> **Exercise directions**: Word for word, restate the records that appear below.

──────── Records for the task

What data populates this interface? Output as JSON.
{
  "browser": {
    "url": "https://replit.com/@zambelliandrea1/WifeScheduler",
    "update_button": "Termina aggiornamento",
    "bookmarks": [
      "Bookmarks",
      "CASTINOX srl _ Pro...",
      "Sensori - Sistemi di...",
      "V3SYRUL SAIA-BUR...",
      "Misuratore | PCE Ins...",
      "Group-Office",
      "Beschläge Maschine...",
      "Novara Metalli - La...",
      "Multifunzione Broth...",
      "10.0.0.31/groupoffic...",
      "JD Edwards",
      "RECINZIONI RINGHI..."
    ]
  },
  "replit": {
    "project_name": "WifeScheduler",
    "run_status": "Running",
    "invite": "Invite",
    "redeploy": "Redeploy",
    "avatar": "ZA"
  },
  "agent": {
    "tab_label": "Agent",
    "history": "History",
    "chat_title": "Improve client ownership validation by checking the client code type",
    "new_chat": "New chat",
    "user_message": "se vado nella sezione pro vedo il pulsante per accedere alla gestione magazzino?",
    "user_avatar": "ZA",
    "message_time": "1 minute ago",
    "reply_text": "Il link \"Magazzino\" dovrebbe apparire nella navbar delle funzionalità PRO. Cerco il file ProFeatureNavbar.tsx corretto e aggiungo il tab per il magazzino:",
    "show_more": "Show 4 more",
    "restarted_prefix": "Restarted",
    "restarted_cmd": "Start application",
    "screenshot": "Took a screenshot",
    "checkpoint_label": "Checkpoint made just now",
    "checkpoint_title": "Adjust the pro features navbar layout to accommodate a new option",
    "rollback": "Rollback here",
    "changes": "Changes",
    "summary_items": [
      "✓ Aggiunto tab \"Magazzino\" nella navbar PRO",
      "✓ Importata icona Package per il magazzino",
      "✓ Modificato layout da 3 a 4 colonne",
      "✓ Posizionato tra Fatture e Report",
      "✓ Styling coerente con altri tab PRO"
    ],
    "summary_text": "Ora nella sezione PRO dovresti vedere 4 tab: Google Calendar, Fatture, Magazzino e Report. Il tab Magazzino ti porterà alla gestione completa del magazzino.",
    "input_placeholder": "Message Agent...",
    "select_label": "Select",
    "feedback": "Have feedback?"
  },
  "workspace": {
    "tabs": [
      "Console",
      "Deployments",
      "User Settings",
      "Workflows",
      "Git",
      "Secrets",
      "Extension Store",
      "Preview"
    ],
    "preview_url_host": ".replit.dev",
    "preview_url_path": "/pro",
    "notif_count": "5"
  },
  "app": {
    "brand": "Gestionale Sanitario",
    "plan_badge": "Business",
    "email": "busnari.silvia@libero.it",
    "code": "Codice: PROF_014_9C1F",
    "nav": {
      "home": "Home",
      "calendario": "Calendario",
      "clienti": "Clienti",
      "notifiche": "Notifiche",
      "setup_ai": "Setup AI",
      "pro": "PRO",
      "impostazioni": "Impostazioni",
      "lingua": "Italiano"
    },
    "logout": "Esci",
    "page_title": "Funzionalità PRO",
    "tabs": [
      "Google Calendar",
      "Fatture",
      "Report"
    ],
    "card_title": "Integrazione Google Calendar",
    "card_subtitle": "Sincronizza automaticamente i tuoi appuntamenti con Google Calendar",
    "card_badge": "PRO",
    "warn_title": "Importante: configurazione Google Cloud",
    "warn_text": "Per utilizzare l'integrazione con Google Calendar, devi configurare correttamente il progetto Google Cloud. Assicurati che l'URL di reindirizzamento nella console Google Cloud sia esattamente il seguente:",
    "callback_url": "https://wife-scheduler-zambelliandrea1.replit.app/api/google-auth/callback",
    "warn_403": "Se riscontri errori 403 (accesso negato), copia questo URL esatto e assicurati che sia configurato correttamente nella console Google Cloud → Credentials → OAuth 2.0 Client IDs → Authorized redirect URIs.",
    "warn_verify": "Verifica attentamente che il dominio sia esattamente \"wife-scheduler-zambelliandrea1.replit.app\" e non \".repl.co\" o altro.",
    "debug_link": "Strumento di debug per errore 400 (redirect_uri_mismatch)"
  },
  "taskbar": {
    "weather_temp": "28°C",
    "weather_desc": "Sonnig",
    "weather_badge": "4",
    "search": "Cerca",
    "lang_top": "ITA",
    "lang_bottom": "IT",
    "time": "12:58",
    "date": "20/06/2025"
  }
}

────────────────

> **Solution**:
What data populates this interface? Output as JSON.
{
  "browser": {
    "url": "https://replit.com/@zambelliandrea1/WifeScheduler",
    "update_button": "Termina aggiornamento",
    "bookmarks": [
      "Bookmarks",
      "CASTINOX srl _ Pro...",
      "Sensori - Sistemi di...",
      "V3SYRUL SAIA-BUR...",
      "Misuratore | PCE Ins...",
      "Group-Office",
      "Beschläge Maschine...",
      "Novara Metalli - La...",
      "Multifunzione Broth...",
      "10.0.0.31/groupoffic...",
      "JD Edwards",
      "RECINZIONI RINGHI..."
    ]
  },
  "replit": {
    "project_name": "WifeScheduler",
    "run_status": "Running",
    "invite": "Invite",
    "redeploy": "Redeploy",
    "avatar": "ZA"
  },
  "agent": {
    "tab_label": "Agent",
    "history": "History",
    "chat_title": "Improve client ownership validation by checking the client code type",
    "new_chat": "New chat",
    "user_message": "se vado nella sezione pro vedo il pulsante per accedere alla gestione magazzino?",
    "user_avatar": "ZA",
    "message_time": "1 minute ago",
    "reply_text": "Il link \"Magazzino\" dovrebbe apparire nella navbar delle funzionalità PRO. Cerco il file ProFeatureNavbar.tsx corretto e aggiungo il tab per il magazzino:",
    "show_more": "Show 4 more",
    "restarted_prefix": "Restarted",
    "restarted_cmd": "Start application",
    "screenshot": "Took a screenshot",
    "checkpoint_label": "Checkpoint made just now",
    "checkpoint_title": "Adjust the pro features navbar layout to accommodate a new option",
    "rollback": "Rollback here",
    "changes": "Changes",
    "summary_items": [
      "✓ Aggiunto tab \"Magazzino\" nella navbar PRO",
      "✓ Importata icona Package per il magazzino",
      "✓ Modificato layout da 3 a 4 colonne",
      "✓ Posizionato tra Fatture e Report",
      "✓ Styling coerente con altri tab PRO"
    ],
    "summary_text": "Ora nella sezione PRO dovresti vedere 4 tab: Google Calendar, Fatture, Magazzino e Report. Il tab Magazzino ti porterà alla gestione completa del magazzino.",
    "input_placeholder": "Message Agent...",
    "select_label": "Select",
    "feedback": "Have feedback?"
  },
  "workspace": {
    "tabs": [
      "Console",
      "Deployments",
      "User Settings",
      "Workflows",
      "Git",
      "Secrets",
      "Extension Store",
      "Preview"
    ],
    "preview_url_host": ".replit.dev",
    "preview_url_path": "/pro",
    "notif_count": "5"
  },
  "app": {
    "brand": "Gestionale Sanitario",
    "plan_badge": "Business",
    "email": "busnari.silvia@libero.it",
    "code": "Codice: PROF_014_9C1F",
    "nav": {
      "home": "Home",
      "calendario": "Calendario",
      "clienti": "Clienti",
      "notifiche": "Notifiche",
      "setup_ai": "Setup AI",
      "pro": "PRO",
      "impostazioni": "Impostazioni",
      "lingua": "Italiano"
    },
    "logout": "Esci",
    "page_title": "Funzionalità PRO",
    "tabs": [
      "Google Calendar",
      "Fatture",
      "Report"
    ],
    "card_title": "Integrazione Google Calendar",
    "card_subtitle": "Sincronizza automaticamente i tuoi appuntamenti con Google Calendar",
    "card_badge": "PRO",
    "warn_title": "Importante: configurazione Google Cloud",
    "warn_text": "Per utilizzare l'integrazione con Google Calendar, devi configurare correttamente il progetto Google Cloud. Assicurati che l'URL di reindirizzamento nella console Google Cloud sia esattamente il seguente:",
    "callback_url": "https://wife-scheduler-zambelliandrea1.replit.app/api/google-auth/callback",
    "warn_403": "Se riscontri errori 403 (accesso negato), copia questo URL esatto e assicurati che sia configurato correttamente nella console Google Cloud → Credentials → OAuth 2.0 Client IDs → Authorized redirect URIs.",
    "warn_verify": "Verifica attentamente che il dominio sia esattamente \"wife-scheduler-zambelliandrea1.replit.app\" e non \".repl.co\" o altro.",
    "debug_link": "Strumento di debug per errore 400 (redirect_uri_mismatch)"
  },
  "taskbar": {
    "weather_temp": "28°C",
    "weather_desc": "Sonnig",
    "weather_badge": "4",
    "search": "Cerca",
    "lang_top": "ITA",
    "lang_bottom": "IT",
    "time": "12:58",
    "date": "20/06/2025"
  }
}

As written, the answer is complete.